Sat, 14 Jan 2012
The wind has moderated a bit this morning and the swell is calming down too… at least on the inside of the reef. It is still too high to get out on the reef face.
We are on the search for the Woodlark, a Sydney merchant ship that struck on the shallow reef on the eastern side of Saumarez Reef in 1829. As it wrecked, it went up and over the reef into a shallow basin on the reef top. We are going to approach the site from the inside and see if we can get close enough to search the basin while staying away for the pounding surf on the outside of the reef.
The last time anyone had been on the site was back in 1991. At the time, Ron Coleman an archaeologist with the Queensland Museum was only able to spend about three hours doing a quick survey. At least we have a GPS location from that visit which will make our work a lot easier.
Time to find the Woodlark! We loaded the boats mid-morning. We have two manta board teams and a snorkel team. One of the manta board teams will be working from the basin out to the east as far as a prominent rock outcrop. Supposedly nine survivors from the Woodlark scrambled onto this rock and stayed on it for three days.
The other manta board team will work from the rock further east, out towards the surf break.

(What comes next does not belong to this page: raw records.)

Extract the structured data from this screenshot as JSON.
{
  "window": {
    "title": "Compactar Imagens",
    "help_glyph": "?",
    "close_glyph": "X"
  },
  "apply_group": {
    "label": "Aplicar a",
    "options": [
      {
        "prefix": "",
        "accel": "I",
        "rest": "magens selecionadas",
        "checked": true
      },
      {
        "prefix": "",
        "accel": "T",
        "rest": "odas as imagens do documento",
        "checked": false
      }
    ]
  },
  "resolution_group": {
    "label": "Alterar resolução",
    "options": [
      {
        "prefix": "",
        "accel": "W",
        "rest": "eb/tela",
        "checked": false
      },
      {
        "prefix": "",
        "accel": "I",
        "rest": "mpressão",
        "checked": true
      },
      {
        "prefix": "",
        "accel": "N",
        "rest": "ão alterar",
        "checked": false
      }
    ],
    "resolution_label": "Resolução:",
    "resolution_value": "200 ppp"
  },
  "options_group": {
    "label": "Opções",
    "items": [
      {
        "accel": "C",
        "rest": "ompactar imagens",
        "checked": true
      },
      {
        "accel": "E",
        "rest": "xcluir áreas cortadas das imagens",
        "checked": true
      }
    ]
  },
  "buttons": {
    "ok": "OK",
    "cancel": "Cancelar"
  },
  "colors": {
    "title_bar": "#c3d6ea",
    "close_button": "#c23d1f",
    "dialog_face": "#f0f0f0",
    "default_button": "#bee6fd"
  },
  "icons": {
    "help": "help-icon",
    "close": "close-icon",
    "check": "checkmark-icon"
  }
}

The snorkel team is going to work in and around the basin.
At the mid-day debrief the teams reported that we had relocated a number of features mapped by the Coleman team in 1991, including a pair of iron knees and the anchor chain running into the basin. We may have also located some new iron strapping between the rock and the basin. And the snorkel team located some new anchor chain in the basin. A small fragment of copper sheathing was the only small artefact to be seen, found close to the anchor chain in the basin.
After lunch three scuba teams went back out on the reef. Two teams divided the basin in half along the east/west axis. One team worked in the southern half and the other in the northern half of the basin. The two teams conducted a metal detector survey to locate iron objects below the surface and buried in the coral sand sediment. The third team which included our photographer, roved over the entire site taking photographs and conducting a visual survey of the area for material visible on the reef top.
There was a strong current running from the east to the west, partially caused by the rising tide, but also pushed along by the still strong easterly winds. Hopefully the weather will moderate further tomorrow. With good wind and waves we should be able to wrap this site up in one more day.
Tomorrow we are also expecting our re-supply vessel to arrive in the afternoon.
Paul Hundley (Sr. Curator and archaeologist)